### BRIEF
Would you please return every line from the listing that contains the word "EBERT"?

### PROVIDED ENTRIES
....
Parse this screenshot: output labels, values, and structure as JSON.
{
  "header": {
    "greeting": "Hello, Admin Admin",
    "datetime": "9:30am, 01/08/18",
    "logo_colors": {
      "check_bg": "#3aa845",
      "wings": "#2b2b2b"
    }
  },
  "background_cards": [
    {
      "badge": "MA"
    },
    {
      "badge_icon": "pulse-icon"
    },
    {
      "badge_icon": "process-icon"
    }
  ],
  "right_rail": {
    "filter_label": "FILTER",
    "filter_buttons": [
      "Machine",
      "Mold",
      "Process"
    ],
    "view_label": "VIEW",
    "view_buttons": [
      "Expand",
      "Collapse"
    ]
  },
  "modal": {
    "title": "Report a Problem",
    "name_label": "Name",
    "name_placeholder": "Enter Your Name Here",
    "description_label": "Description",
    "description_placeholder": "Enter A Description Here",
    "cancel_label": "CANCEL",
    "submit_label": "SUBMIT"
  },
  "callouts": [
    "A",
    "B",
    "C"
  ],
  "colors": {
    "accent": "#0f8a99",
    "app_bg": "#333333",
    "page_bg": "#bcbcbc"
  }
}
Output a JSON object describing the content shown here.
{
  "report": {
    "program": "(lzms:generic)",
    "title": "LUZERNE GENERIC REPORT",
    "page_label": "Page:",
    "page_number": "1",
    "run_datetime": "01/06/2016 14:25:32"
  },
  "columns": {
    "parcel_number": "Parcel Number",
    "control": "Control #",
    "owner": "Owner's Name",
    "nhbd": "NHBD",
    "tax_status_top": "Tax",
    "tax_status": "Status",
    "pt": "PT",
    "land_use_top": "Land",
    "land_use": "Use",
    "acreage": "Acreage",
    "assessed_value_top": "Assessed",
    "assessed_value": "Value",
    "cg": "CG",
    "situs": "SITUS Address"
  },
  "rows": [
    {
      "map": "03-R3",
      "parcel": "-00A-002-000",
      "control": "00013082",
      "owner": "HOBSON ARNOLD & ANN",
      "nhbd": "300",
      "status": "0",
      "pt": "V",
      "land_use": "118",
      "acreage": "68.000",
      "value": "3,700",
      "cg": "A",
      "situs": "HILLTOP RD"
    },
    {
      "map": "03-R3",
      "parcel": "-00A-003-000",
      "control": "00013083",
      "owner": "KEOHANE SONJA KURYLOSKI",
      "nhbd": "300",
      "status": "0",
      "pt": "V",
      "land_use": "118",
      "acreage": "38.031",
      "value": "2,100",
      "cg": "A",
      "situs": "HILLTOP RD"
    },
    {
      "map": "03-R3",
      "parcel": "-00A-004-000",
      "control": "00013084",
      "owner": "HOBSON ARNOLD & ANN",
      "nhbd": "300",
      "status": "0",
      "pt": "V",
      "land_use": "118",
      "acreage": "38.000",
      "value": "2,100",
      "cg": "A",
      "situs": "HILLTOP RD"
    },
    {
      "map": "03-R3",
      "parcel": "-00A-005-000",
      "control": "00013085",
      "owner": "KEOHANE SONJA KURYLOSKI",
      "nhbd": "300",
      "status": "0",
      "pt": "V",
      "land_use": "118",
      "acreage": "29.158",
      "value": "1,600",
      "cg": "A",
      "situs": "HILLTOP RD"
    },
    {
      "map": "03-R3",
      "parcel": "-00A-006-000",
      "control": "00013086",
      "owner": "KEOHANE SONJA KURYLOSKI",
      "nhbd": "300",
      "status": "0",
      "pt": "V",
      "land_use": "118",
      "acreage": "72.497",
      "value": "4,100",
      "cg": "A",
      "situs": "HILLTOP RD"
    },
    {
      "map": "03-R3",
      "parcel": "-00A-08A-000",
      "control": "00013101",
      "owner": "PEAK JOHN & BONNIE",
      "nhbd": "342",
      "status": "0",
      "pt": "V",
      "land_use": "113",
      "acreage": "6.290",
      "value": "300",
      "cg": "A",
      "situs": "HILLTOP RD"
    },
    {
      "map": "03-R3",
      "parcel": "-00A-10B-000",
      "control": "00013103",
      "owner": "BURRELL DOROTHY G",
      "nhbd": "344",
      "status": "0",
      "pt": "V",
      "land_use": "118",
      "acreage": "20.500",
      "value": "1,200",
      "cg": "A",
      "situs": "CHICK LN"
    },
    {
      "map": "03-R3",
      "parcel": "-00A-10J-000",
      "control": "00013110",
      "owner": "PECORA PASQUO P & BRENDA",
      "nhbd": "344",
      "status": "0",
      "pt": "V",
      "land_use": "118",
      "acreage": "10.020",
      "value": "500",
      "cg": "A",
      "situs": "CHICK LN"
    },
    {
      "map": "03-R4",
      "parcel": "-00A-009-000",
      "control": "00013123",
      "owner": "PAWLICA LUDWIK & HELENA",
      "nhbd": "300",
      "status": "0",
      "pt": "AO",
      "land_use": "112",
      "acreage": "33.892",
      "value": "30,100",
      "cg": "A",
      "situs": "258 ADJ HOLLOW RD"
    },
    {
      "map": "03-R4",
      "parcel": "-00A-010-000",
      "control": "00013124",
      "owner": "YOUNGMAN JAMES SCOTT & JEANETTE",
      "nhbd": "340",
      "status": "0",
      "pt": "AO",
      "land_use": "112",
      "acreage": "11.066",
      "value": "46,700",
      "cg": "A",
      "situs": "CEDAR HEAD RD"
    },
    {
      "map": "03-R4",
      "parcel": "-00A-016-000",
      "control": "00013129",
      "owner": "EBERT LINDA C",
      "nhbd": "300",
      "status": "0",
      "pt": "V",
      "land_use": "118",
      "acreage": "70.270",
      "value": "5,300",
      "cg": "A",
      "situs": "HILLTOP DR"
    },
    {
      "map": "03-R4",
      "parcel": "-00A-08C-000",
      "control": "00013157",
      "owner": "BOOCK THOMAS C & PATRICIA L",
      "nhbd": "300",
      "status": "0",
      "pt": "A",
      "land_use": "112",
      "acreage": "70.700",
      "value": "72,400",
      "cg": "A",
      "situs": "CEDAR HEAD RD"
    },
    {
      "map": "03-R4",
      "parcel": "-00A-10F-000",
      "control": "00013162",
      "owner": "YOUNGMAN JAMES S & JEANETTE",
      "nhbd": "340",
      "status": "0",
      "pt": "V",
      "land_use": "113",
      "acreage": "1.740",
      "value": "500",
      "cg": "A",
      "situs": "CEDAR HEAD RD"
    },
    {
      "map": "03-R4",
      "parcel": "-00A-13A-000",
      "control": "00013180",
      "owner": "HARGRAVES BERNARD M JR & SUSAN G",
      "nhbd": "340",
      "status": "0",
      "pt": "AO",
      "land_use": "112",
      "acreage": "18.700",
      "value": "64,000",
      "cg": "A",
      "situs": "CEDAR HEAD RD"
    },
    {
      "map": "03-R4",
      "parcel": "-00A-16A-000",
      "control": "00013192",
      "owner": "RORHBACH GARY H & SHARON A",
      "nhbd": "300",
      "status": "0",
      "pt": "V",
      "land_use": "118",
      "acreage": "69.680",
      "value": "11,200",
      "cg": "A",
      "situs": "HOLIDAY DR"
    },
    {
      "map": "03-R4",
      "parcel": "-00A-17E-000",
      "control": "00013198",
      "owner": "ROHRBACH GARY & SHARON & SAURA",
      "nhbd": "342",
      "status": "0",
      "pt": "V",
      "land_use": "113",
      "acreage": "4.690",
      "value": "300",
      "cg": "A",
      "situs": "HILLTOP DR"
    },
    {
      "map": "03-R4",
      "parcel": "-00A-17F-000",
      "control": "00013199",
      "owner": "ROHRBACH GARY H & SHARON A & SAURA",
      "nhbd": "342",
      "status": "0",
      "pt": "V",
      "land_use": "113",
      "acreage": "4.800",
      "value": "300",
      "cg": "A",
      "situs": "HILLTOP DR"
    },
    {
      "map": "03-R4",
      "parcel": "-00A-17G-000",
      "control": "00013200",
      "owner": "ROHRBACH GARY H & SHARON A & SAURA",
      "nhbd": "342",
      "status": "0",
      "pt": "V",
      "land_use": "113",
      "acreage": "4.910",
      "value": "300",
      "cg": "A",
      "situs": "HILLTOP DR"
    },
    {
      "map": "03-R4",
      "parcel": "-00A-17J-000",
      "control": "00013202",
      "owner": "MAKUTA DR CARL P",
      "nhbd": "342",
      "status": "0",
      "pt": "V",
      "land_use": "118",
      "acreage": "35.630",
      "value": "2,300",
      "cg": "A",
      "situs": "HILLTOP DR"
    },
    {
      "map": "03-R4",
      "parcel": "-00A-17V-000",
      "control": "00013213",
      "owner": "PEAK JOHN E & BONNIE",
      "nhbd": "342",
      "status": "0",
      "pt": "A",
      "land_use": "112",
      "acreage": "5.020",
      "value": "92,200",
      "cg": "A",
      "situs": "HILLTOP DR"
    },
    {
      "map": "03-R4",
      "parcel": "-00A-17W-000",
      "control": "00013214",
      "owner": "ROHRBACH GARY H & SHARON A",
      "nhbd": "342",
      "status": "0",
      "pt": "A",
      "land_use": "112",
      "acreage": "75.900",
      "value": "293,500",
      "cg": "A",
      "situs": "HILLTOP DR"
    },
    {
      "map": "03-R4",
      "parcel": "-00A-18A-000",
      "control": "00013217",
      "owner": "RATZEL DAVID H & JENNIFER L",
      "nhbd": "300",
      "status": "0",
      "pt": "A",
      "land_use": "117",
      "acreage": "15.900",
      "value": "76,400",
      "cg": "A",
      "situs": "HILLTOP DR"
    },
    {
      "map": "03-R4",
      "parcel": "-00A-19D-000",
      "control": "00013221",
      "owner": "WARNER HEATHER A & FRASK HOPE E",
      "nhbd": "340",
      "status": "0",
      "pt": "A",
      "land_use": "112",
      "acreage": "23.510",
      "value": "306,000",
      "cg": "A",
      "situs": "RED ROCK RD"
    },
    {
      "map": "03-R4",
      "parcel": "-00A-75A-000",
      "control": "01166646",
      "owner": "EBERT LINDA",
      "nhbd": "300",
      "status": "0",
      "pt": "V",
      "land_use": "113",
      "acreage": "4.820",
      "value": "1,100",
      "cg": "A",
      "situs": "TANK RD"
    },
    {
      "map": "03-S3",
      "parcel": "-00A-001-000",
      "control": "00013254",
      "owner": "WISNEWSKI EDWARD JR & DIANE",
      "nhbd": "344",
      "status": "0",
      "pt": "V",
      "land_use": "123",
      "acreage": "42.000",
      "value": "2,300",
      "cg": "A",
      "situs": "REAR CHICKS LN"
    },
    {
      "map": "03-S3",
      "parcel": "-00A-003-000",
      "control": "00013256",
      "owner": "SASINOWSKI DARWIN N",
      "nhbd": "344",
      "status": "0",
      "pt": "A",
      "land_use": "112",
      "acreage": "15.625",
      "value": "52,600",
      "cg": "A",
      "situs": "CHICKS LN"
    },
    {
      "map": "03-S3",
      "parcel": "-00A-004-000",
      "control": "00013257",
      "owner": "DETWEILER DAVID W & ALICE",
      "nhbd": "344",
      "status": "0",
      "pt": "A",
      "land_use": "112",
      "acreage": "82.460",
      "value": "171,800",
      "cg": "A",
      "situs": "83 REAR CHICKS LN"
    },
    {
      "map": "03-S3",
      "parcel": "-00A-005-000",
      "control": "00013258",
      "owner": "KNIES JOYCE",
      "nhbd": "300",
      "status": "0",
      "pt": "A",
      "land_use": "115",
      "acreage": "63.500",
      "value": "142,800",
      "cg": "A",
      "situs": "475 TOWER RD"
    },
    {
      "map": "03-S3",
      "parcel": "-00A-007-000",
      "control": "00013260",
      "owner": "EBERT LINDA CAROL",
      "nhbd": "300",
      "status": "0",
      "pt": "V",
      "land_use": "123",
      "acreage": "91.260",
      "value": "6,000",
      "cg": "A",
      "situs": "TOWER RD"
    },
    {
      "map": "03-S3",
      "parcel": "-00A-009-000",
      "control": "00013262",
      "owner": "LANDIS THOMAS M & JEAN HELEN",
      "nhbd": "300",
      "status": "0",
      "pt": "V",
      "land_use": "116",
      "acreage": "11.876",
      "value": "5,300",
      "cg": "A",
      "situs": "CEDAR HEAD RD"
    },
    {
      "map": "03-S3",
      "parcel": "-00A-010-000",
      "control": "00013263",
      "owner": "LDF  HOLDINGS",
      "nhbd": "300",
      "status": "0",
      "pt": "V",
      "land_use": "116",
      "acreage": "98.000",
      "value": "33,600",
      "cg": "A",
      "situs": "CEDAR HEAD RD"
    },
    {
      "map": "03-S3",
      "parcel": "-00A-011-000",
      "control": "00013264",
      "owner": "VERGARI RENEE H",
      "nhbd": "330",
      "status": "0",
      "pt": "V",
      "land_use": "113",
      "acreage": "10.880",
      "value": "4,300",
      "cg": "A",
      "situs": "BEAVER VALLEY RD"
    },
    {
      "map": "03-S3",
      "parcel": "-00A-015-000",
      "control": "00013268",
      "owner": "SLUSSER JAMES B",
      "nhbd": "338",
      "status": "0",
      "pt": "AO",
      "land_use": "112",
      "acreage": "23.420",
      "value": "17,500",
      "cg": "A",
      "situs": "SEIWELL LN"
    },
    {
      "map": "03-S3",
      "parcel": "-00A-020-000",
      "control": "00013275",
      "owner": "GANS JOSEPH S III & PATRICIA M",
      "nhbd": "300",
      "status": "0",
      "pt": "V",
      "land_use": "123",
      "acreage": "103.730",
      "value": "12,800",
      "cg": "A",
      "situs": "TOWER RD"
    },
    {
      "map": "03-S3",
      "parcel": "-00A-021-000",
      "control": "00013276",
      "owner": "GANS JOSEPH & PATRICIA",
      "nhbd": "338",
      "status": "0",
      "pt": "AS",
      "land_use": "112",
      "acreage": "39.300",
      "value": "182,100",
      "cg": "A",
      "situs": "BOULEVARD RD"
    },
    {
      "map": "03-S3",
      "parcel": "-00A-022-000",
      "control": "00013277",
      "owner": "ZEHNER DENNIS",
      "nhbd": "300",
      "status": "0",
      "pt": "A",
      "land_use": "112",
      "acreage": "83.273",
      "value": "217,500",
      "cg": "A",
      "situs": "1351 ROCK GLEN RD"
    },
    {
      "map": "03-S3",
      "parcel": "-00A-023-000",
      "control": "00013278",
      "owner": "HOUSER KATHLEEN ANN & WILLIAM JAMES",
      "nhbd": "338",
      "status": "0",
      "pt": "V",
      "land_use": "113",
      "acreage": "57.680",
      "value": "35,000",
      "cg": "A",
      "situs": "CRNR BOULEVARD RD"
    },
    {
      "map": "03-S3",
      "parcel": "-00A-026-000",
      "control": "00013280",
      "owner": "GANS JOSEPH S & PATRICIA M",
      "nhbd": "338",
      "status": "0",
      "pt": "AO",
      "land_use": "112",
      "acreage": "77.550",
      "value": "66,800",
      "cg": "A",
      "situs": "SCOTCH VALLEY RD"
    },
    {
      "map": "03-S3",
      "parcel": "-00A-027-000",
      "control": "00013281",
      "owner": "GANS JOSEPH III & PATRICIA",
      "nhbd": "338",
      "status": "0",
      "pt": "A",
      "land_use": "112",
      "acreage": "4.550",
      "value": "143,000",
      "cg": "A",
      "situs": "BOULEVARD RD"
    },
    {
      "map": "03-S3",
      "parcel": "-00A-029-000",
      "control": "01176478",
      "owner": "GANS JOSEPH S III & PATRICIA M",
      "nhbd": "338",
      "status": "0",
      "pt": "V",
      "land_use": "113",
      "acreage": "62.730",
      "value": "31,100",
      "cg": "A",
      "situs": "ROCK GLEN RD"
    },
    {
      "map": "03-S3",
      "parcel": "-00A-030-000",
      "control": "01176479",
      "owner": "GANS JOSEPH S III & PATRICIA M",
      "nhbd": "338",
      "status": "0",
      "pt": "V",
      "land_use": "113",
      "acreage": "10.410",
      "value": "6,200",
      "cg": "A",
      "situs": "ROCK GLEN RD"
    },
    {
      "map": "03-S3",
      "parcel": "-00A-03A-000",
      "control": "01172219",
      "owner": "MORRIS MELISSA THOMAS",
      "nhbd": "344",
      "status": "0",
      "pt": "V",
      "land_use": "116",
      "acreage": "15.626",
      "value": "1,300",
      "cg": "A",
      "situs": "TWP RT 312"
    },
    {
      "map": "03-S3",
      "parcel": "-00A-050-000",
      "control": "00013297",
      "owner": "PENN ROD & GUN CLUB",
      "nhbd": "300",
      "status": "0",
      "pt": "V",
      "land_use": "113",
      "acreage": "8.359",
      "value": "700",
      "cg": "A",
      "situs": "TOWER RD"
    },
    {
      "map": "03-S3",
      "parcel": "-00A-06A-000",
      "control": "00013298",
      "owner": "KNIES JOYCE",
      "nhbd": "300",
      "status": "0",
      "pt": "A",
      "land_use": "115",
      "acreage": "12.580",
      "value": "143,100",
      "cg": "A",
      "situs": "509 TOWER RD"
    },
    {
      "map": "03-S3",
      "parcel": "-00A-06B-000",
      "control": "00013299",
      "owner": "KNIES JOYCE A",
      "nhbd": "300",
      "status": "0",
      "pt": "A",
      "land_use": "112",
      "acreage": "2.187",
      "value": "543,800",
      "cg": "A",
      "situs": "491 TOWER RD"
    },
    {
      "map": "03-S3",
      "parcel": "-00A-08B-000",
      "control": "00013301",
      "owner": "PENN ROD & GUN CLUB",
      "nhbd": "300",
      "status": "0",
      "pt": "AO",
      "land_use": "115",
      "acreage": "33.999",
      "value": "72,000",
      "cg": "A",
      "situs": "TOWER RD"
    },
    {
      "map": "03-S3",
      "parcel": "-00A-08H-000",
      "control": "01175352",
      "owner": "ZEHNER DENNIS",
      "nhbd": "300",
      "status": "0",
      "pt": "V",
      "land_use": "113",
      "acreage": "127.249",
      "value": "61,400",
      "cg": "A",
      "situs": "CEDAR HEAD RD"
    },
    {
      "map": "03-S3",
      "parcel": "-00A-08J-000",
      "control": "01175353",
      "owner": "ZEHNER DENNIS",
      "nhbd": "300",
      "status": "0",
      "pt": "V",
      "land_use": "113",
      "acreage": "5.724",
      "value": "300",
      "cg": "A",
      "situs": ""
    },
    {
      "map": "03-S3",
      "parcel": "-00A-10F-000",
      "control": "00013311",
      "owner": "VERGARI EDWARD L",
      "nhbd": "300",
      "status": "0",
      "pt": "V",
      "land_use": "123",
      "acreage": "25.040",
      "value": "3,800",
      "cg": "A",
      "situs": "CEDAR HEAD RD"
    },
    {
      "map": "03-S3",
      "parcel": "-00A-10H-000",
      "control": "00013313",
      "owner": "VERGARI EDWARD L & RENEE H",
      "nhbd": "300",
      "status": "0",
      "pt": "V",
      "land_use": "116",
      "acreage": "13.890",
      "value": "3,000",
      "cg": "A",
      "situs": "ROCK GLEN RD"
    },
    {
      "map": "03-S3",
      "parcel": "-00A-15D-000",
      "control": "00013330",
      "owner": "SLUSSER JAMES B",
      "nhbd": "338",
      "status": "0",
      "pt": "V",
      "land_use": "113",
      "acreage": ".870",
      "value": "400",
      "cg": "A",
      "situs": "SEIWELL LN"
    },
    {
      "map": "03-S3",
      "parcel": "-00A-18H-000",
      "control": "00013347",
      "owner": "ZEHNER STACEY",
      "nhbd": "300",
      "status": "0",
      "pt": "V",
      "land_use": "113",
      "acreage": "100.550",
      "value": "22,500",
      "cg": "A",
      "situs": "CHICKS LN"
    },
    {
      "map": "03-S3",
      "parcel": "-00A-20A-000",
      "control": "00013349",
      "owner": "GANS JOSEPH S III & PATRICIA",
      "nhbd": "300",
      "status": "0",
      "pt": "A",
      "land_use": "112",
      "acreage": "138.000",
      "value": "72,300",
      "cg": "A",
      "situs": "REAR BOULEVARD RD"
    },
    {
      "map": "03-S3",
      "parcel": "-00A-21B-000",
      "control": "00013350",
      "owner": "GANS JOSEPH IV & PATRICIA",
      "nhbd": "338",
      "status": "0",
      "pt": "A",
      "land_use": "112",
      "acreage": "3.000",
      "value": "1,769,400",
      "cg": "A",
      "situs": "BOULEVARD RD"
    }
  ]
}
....
### EXERCISE SOLUTION
      "owner": "EBERT LINDA C",
      "owner": "EBERT LINDA",
      "owner": "EBERT LINDA CAROL",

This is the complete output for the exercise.